### Available data
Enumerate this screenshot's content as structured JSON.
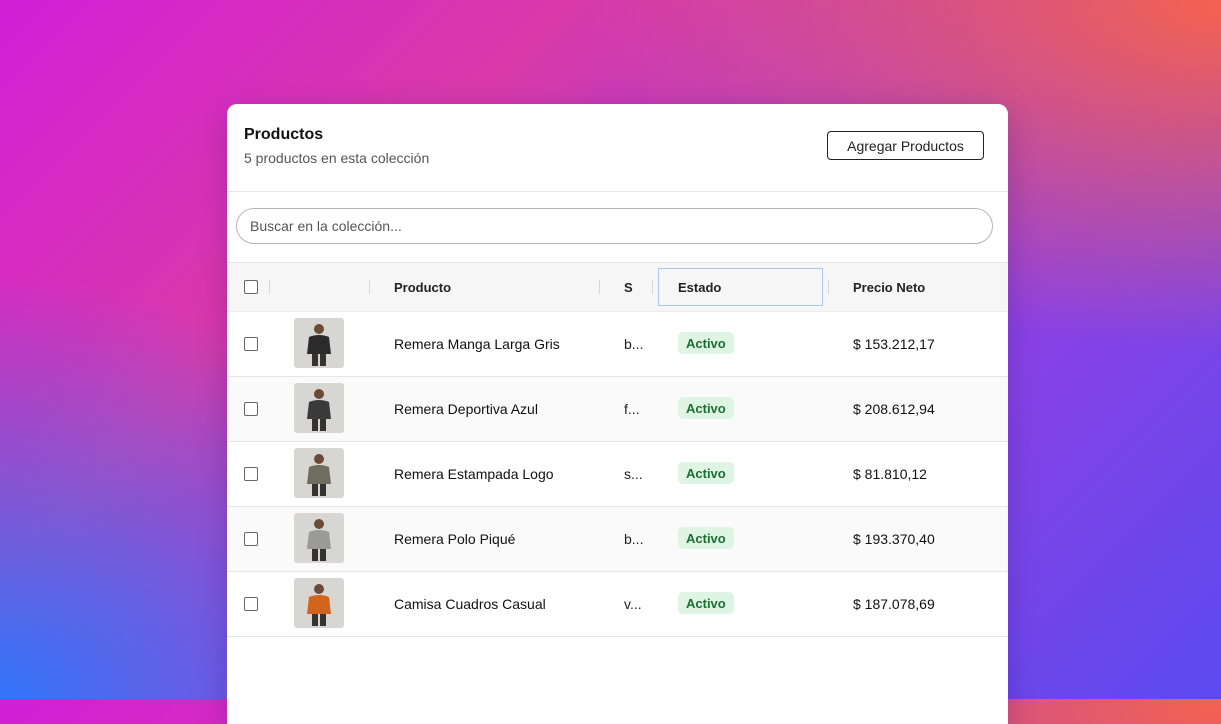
{
  "card": {
    "title": "Productos",
    "subtitle": "5 productos en esta colección",
    "add_button_label": "Agregar Productos"
  },
  "search": {
    "placeholder": "Buscar en la colección..."
  },
  "table": {
    "columns": {
      "producto": "Producto",
      "s": "S",
      "estado": "Estado",
      "precio": "Precio Neto"
    },
    "rows": [
      {
        "name": "Remera Manga Larga Gris",
        "s": "b...",
        "status": "Activo",
        "price": "$ 153.212,17",
        "thumb_color": "#2b2b2b"
      },
      {
        "name": "Remera Deportiva Azul",
        "s": "f...",
        "status": "Activo",
        "price": "$ 208.612,94",
        "thumb_color": "#3a3a3a"
      },
      {
        "name": "Remera Estampada Logo",
        "s": "s...",
        "status": "Activo",
        "price": "$ 81.810,12",
        "thumb_color": "#6d6e5e"
      },
      {
        "name": "Remera Polo Piqué",
        "s": "b...",
        "status": "Activo",
        "price": "$ 193.370,40",
        "thumb_color": "#9a9a98"
      },
      {
        "name": "Camisa Cuadros Casual",
        "s": "v...",
        "status": "Activo",
        "price": "$ 187.078,69",
        "thumb_color": "#d2641e"
      }
    ]
  },
  "colors": {
    "badge_bg": "#dff5e4",
    "badge_text": "#1c6f33",
    "selected_header_border": "#a9c8ef"
  }
}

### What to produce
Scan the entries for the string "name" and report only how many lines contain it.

### Output
5